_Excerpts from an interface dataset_
- - - - - - -
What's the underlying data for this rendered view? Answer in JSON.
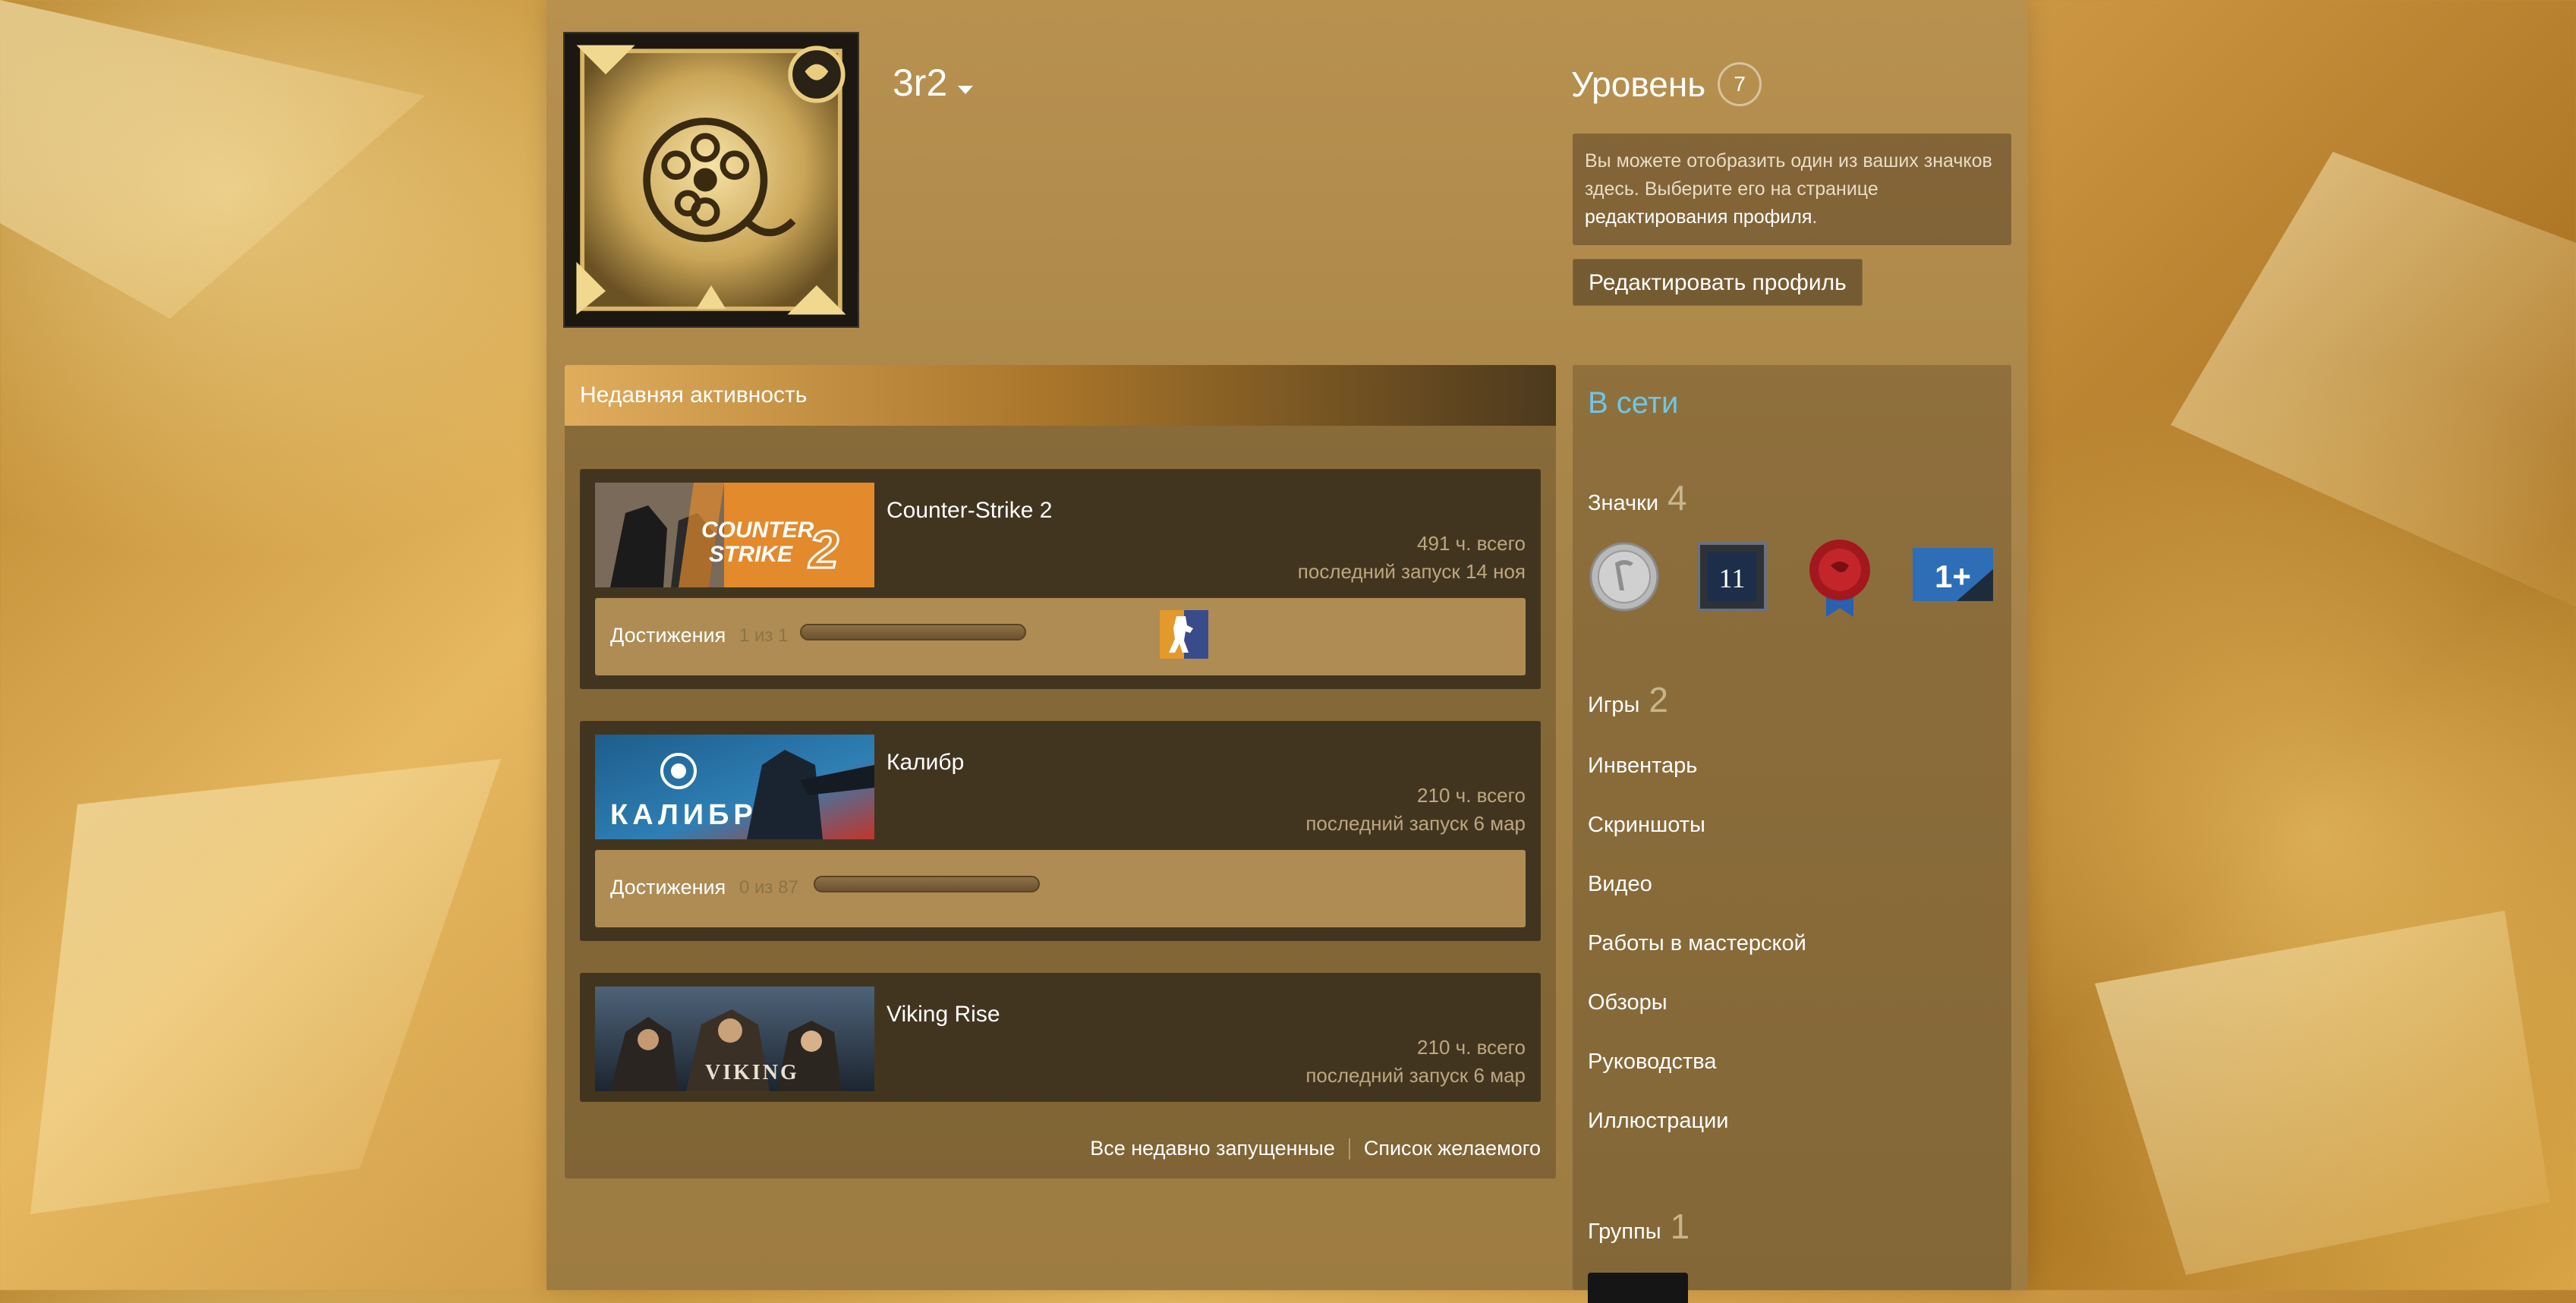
{
  "profile": {
    "persona_name": "3r2",
    "level_label": "Уровень",
    "level_value": "7",
    "badge_note_text": "Вы можете отобразить один из ваших значков здесь. Выберите его на странице ",
    "badge_note_link": "редактирования профиля",
    "badge_note_end": ".",
    "edit_button": "Редактировать профиль"
  },
  "activity": {
    "title": "Недавняя активность",
    "games": [
      {
        "name": "Counter-Strike 2",
        "hours": "491 ч. всего",
        "last_played": "последний запуск 14 ноя",
        "achievements_label": "Достижения",
        "achievements_count": "1 из 1",
        "achievement_progress": 0.0
      },
      {
        "name": "Калибр",
        "hours": "210 ч. всего",
        "last_played": "последний запуск 6 мар",
        "achievements_label": "Достижения",
        "achievements_count": "0 из 87",
        "achievement_progress": 0.0
      },
      {
        "name": "Viking Rise",
        "hours": "210 ч. всего",
        "last_played": "последний запуск 6 мар"
      }
    ],
    "footer": {
      "all_recent": "Все недавно запущенные",
      "wishlist": "Список желаемого"
    }
  },
  "sidebar": {
    "status": "В сети",
    "badges_label": "Значки",
    "badges_count": "4",
    "badge_icons": [
      "silver-coin-badge-icon",
      "years-of-service-badge-icon",
      "red-seal-badge-icon",
      "one-plus-badge-icon"
    ],
    "badge_years": "11",
    "badge_plus": "1+",
    "games_label": "Игры",
    "games_count": "2",
    "links": [
      "Инвентарь",
      "Скриншоты",
      "Видео",
      "Работы в мастерской",
      "Обзоры",
      "Руководства",
      "Иллюстрации"
    ],
    "groups_label": "Группы",
    "groups_count": "1"
  },
  "colors": {
    "status_online": "#6fc6e8",
    "accent_gold": "#c99340"
  }
}
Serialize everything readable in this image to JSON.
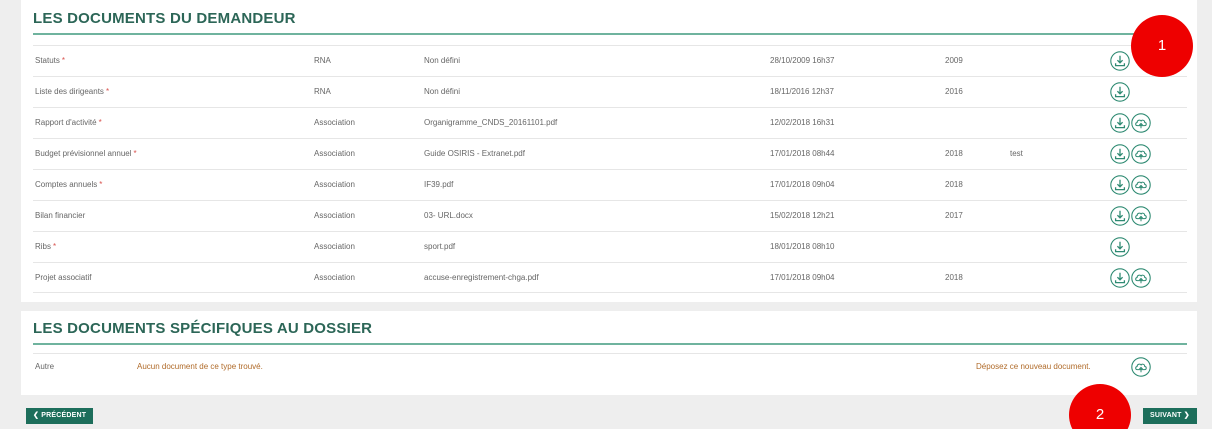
{
  "section_demandeur": {
    "title": "LES DOCUMENTS DU DEMANDEUR",
    "rows": [
      {
        "type": "Statuts",
        "required": "*",
        "source": "RNA",
        "file": "Non défini",
        "date": "28/10/2009 16h37",
        "year": "2009",
        "comment": "",
        "upload": false
      },
      {
        "type": "Liste des dirigeants",
        "required": "*",
        "source": "RNA",
        "file": "Non défini",
        "date": "18/11/2016 12h37",
        "year": "2016",
        "comment": "",
        "upload": false
      },
      {
        "type": "Rapport d'activité",
        "required": "*",
        "source": "Association",
        "file": "Organigramme_CNDS_20161101.pdf",
        "date": "12/02/2018 16h31",
        "year": "",
        "comment": "",
        "upload": true
      },
      {
        "type": "Budget prévisionnel annuel",
        "required": "*",
        "source": "Association",
        "file": "Guide OSIRIS - Extranet.pdf",
        "date": "17/01/2018 08h44",
        "year": "2018",
        "comment": "test",
        "upload": true
      },
      {
        "type": "Comptes annuels",
        "required": "*",
        "source": "Association",
        "file": "IF39.pdf",
        "date": "17/01/2018 09h04",
        "year": "2018",
        "comment": "",
        "upload": true
      },
      {
        "type": "Bilan financier",
        "required": "",
        "source": "Association",
        "file": "03- URL.docx",
        "date": "15/02/2018 12h21",
        "year": "2017",
        "comment": "",
        "upload": true
      },
      {
        "type": "Ribs",
        "required": "*",
        "source": "Association",
        "file": "sport.pdf",
        "date": "18/01/2018 08h10",
        "year": "",
        "comment": "",
        "upload": false
      },
      {
        "type": "Projet associatif",
        "required": "",
        "source": "Association",
        "file": "accuse-enregistrement-chga.pdf",
        "date": "17/01/2018 09h04",
        "year": "2018",
        "comment": "",
        "upload": true
      }
    ]
  },
  "section_specifiques": {
    "title": "LES DOCUMENTS SPÉCIFIQUES AU DOSSIER",
    "row": {
      "type": "Autre",
      "empty_message": "Aucun document de ce type trouvé.",
      "deposit_label": "Déposez ce nouveau document."
    }
  },
  "nav": {
    "prev_label": "❮ PRÉCÉDENT",
    "next_label": "SUIVANT ❯"
  },
  "markers": {
    "first": "1",
    "second": "2"
  },
  "colors": {
    "accent": "#1d6e5b",
    "title": "#2c6657",
    "rule": "#6fb39e",
    "required": "#d9534f",
    "marker": "#ee0000"
  },
  "icons": {
    "download": "download-icon",
    "upload": "cloud-upload-icon"
  }
}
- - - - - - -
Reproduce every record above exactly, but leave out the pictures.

_ANSWER TO THIS TASK_
What's the underlying data for this rendered view? Answer in JSON.
{
  "profile": {
    "persona_name": "3r2",
    "level_label": "Уровень",
    "level_value": "7",
    "badge_note_text": "Вы можете отобразить один из ваших значков здесь. Выберите его на странице ",
    "badge_note_link": "редактирования профиля",
    "badge_note_end": ".",
    "edit_button": "Редактировать профиль"
  },
  "activity": {
    "title": "Недавняя активность",
    "games": [
      {
        "name": "Counter-Strike 2",
        "hours": "491 ч. всего",
        "last_played": "последний запуск 14 ноя",
        "achievements_label": "Достижения",
        "achievements_count": "1 из 1",
        "achievement_progress": 0.0
      },
      {
        "name": "Калибр",
        "hours": "210 ч. всего",
        "last_played": "последний запуск 6 мар",
        "achievements_label": "Достижения",
        "achievements_count": "0 из 87",
        "achievement_progress": 0.0
      },
      {
        "name": "Viking Rise",
        "hours": "210 ч. всего",
        "last_played": "последний запуск 6 мар"
      }
    ],
    "footer": {
      "all_recent": "Все недавно запущенные",
      "wishlist": "Список желаемого"
    }
  },
  "sidebar": {
    "status": "В сети",
    "badges_label": "Значки",
    "badges_count": "4",
    "badge_icons": [
      "silver-coin-badge-icon",
      "years-of-service-badge-icon",
      "red-seal-badge-icon",
      "one-plus-badge-icon"
    ],
    "badge_years": "11",
    "badge_plus": "1+",
    "games_label": "Игры",
    "games_count": "2",
    "links": [
      "Инвентарь",
      "Скриншоты",
      "Видео",
      "Работы в мастерской",
      "Обзоры",
      "Руководства",
      "Иллюстрации"
    ],
    "groups_label": "Группы",
    "groups_count": "1"
  },
  "colors": {
    "status_online": "#6fc6e8",
    "accent_gold": "#c99340"
  }
}
Serialize everything readable in this image to JSON.
{
  "section_demandeur": {
    "title": "LES DOCUMENTS DU DEMANDEUR",
    "rows": [
      {
        "type": "Statuts",
        "required": "*",
        "source": "RNA",
        "file": "Non défini",
        "date": "28/10/2009 16h37",
        "year": "2009",
        "comment": "",
        "upload": false
      },
      {
        "type": "Liste des dirigeants",
        "required": "*",
        "source": "RNA",
        "file": "Non défini",
        "date": "18/11/2016 12h37",
        "year": "2016",
        "comment": "",
        "upload": false
      },
      {
        "type": "Rapport d'activité",
        "required": "*",
        "source": "Association",
        "file": "Organigramme_CNDS_20161101.pdf",
        "date": "12/02/2018 16h31",
        "year": "",
        "comment": "",
        "upload": true
      },
      {
        "type": "Budget prévisionnel annuel",
        "required": "*",
        "source": "Association",
        "file": "Guide OSIRIS - Extranet.pdf",
        "date": "17/01/2018 08h44",
        "year": "2018",
        "comment": "test",
        "upload": true
      },
      {
        "type": "Comptes annuels",
        "required": "*",
        "source": "Association",
        "file": "IF39.pdf",
        "date": "17/01/2018 09h04",
        "year": "2018",
        "comment": "",
        "upload": true
      },
      {
        "type": "Bilan financier",
        "required": "",
        "source": "Association",
        "file": "03- URL.docx",
        "date": "15/02/2018 12h21",
        "year": "2017",
        "comment": "",
        "upload": true
      },
      {
        "type": "Ribs",
        "required": "*",
        "source": "Association",
        "file": "sport.pdf",
        "date": "18/01/2018 08h10",
        "year": "",
        "comment": "",
        "upload": false
      },
      {
        "type": "Projet associatif",
        "required": "",
        "source": "Association",
        "file": "accuse-enregistrement-chga.pdf",
        "date": "17/01/2018 09h04",
        "year": "2018",
        "comment": "",
        "upload": true
      }
    ]
  },
  "section_specifiques": {
    "title": "LES DOCUMENTS SPÉCIFIQUES AU DOSSIER",
    "row": {
      "type": "Autre",
      "empty_message": "Aucun document de ce type trouvé.",
      "deposit_label": "Déposez ce nouveau document."
    }
  },
  "nav": {
    "prev_label": "❮ PRÉCÉDENT",
    "next_label": "SUIVANT ❯"
  },
  "markers": {
    "first": "1",
    "second": "2"
  },
  "colors": {
    "accent": "#1d6e5b",
    "title": "#2c6657",
    "rule": "#6fb39e",
    "required": "#d9534f",
    "marker": "#ee0000"
  },
  "icons": {
    "download": "download-icon",
    "upload": "cloud-upload-icon"
  }
}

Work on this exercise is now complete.